YOUR GOAL: Check each line of the data below for the word "ciljati", then extract the ones that have it.

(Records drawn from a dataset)

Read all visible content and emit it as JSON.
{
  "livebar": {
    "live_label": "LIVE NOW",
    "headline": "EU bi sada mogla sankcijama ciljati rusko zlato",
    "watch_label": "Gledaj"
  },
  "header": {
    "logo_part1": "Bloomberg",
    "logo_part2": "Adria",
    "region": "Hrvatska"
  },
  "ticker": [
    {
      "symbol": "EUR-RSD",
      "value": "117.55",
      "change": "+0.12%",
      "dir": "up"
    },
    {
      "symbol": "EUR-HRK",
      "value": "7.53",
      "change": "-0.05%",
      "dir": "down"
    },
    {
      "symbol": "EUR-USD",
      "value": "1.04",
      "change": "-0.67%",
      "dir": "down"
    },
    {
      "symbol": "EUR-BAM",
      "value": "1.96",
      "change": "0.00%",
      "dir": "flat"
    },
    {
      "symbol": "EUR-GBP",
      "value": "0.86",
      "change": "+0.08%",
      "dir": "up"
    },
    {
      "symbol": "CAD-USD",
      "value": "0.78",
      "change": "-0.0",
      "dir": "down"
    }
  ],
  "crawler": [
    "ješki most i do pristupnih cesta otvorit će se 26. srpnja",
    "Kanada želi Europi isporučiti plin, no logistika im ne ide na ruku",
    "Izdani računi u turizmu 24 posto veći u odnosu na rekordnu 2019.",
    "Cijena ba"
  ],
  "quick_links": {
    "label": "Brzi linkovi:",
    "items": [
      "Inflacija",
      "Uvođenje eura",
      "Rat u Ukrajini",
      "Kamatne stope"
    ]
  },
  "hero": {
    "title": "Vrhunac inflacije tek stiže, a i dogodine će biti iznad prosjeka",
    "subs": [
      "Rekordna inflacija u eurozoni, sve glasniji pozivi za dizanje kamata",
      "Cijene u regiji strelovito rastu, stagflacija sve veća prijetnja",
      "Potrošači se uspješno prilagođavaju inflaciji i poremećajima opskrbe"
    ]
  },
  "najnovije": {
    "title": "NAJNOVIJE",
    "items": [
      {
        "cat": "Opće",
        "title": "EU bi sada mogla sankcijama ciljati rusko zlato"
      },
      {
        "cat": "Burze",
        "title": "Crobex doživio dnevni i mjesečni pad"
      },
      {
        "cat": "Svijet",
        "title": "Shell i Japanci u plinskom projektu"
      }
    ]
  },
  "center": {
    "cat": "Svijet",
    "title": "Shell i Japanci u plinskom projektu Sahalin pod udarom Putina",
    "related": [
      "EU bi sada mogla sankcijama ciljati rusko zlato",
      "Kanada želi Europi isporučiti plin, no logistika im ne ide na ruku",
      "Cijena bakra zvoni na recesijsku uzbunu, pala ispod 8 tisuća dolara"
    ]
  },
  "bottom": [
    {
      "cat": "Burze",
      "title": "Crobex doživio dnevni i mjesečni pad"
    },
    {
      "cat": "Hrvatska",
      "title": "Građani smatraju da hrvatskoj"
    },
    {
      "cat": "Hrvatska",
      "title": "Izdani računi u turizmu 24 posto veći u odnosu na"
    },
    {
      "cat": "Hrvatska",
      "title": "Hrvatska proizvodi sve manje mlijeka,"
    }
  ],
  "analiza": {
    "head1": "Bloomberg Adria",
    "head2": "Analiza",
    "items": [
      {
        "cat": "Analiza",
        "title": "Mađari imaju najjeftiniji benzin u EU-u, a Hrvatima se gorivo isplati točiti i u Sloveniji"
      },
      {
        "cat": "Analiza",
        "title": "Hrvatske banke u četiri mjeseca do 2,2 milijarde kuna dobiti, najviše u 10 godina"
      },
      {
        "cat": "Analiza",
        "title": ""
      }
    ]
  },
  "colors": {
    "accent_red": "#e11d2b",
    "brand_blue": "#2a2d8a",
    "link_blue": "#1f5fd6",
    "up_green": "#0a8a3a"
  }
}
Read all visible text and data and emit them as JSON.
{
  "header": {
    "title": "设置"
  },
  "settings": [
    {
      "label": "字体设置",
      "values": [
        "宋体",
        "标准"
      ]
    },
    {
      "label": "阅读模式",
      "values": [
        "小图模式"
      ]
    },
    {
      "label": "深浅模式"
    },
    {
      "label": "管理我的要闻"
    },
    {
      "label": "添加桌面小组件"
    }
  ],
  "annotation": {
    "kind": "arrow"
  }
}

FINISHED TASK:
    "headline": "EU bi sada mogla sankcijama ciljati rusko zlato",
        "title": "EU bi sada mogla sankcijama ciljati rusko zlato"
      "EU bi sada mogla sankcijama ciljati rusko zlato",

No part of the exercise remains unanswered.